=== PROVIDED RECORDS ===
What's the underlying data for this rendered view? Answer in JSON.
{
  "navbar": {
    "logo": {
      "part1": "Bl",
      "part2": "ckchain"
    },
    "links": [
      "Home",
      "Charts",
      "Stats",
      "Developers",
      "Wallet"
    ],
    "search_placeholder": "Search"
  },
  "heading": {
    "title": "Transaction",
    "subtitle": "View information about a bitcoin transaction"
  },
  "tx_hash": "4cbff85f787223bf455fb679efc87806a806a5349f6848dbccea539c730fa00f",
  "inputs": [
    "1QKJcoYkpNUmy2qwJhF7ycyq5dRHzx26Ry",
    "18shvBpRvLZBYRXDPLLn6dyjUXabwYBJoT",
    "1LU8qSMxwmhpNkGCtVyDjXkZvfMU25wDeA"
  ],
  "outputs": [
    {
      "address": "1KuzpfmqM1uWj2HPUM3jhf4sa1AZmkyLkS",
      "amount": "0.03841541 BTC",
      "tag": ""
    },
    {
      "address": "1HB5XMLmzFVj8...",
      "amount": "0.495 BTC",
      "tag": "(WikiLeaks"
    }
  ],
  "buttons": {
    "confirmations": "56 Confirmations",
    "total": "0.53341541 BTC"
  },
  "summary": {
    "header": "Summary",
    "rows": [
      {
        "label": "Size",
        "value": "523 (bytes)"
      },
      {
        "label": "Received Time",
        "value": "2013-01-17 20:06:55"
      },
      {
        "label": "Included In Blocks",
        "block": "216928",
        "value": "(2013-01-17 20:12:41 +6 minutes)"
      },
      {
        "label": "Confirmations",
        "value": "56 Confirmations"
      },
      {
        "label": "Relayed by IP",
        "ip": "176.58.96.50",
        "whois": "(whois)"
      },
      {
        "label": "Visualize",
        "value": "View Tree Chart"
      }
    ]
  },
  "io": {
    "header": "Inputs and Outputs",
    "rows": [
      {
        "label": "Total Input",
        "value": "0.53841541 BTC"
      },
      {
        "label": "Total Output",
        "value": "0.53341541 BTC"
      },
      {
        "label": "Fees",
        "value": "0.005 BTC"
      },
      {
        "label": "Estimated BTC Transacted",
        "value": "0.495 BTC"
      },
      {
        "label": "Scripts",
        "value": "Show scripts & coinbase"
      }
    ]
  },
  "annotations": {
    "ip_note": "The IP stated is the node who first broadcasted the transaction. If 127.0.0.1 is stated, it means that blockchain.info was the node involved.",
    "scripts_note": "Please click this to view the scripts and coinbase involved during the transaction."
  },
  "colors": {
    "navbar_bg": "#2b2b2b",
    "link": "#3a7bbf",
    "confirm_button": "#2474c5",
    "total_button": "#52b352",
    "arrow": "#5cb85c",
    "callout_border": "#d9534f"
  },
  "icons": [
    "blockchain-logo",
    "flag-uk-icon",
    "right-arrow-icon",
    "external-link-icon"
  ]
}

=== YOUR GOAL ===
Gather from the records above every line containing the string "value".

=== YOUR SOLUTION ===
        "value": "523 (bytes)"
        "value": "2013-01-17 20:06:55"
        "value": "(2013-01-17 20:12:41 +6 minutes)"
        "value": "56 Confirmations"
        "value": "View Tree Chart"
        "value": "0.53841541 BTC"
        "value": "0.53341541 BTC"
        "value": "0.005 BTC"
        "value": "0.495 BTC"
        "value": "Show scripts & coinbase"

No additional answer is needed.